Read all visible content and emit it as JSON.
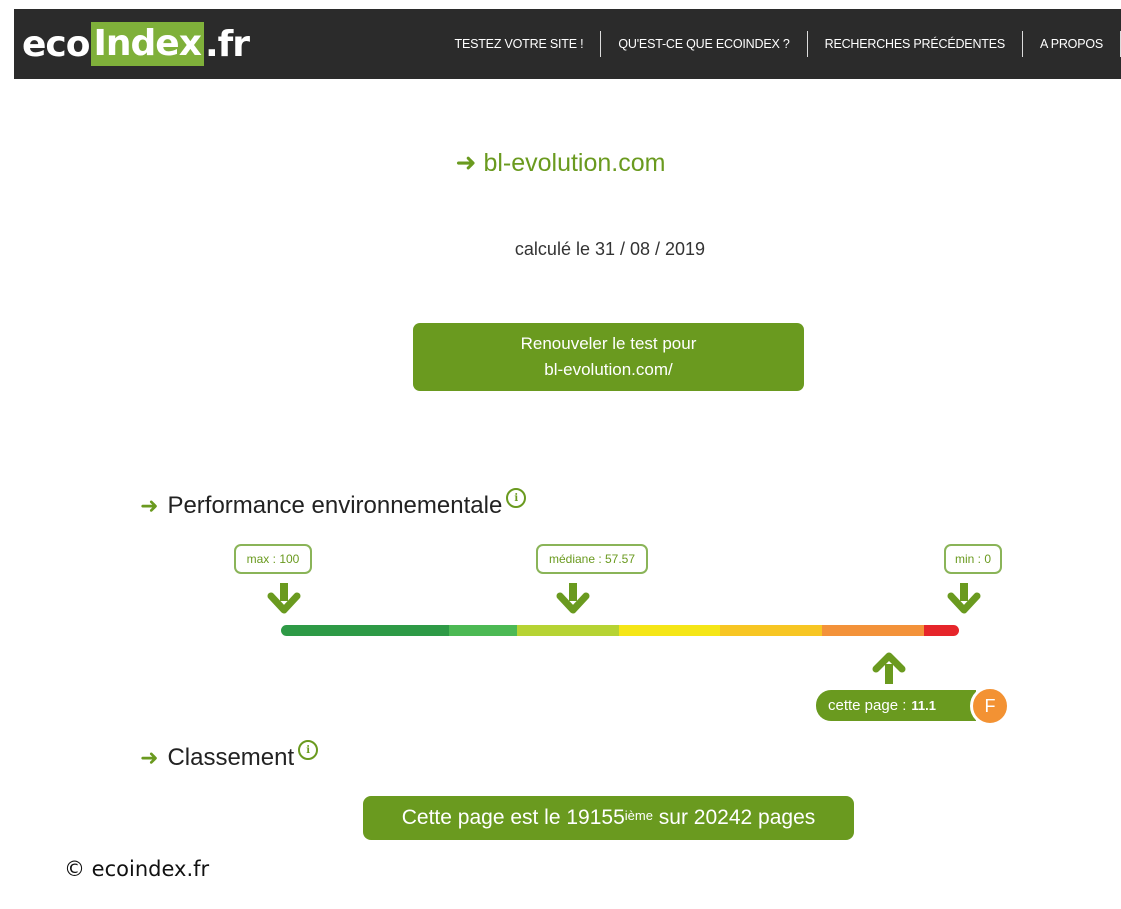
{
  "header": {
    "logo": {
      "left": "eco",
      "mid": "Index",
      "right": ".fr"
    },
    "nav": [
      {
        "label": "TESTEZ VOTRE SITE !"
      },
      {
        "label": "QU'EST-CE QUE ECOINDEX ?"
      },
      {
        "label": "RECHERCHES PRÉCÉDENTES"
      },
      {
        "label": "A PROPOS"
      }
    ]
  },
  "result": {
    "site": "bl-evolution.com",
    "computed_date": "calculé le 31 / 08 / 2019",
    "renew_line1": "Renouveler le test pour",
    "renew_line2": "bl-evolution.com/"
  },
  "performance": {
    "title": "Performance environnementale",
    "max_label": "max : 100",
    "median_label": "médiane : 57.57",
    "min_label": "min : 0",
    "scale_colors": [
      "#2e9a46",
      "#4cb954",
      "#b6d333",
      "#f5e617",
      "#f7c623",
      "#f3923a",
      "#e6252a"
    ],
    "page_label": "cette page :",
    "page_score": "11.1",
    "grade": "F",
    "grade_color": "#f39233"
  },
  "ranking": {
    "title": "Classement",
    "prefix": "Cette page est le 19155",
    "suffix_sup": "ième",
    "rest": " sur 20242 pages"
  },
  "footer": {
    "copyright": "© ecoindex.fr"
  },
  "colors": {
    "brand_green": "#6a9a1f",
    "header_bg": "#2b2b2b"
  }
}
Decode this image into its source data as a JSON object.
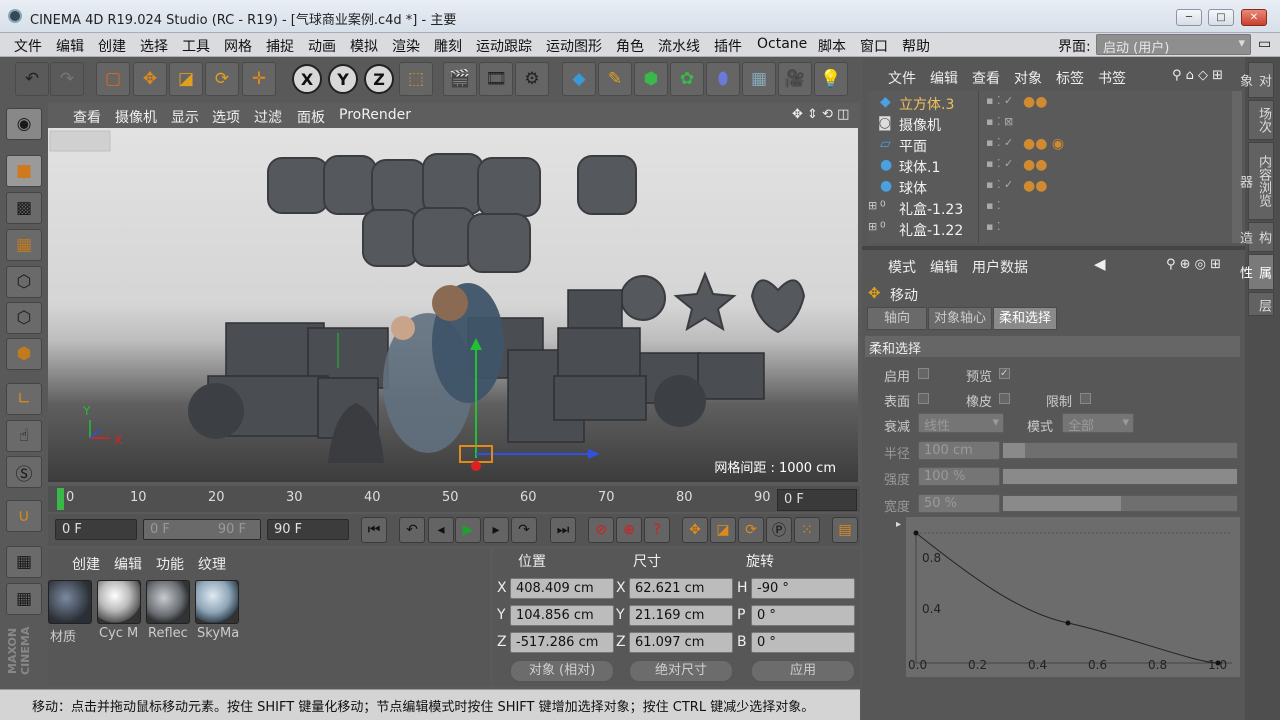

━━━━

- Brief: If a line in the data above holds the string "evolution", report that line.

- Task response:
    "site": "bl-evolution.com",
    "renew_line2": "bl-evolution.com/"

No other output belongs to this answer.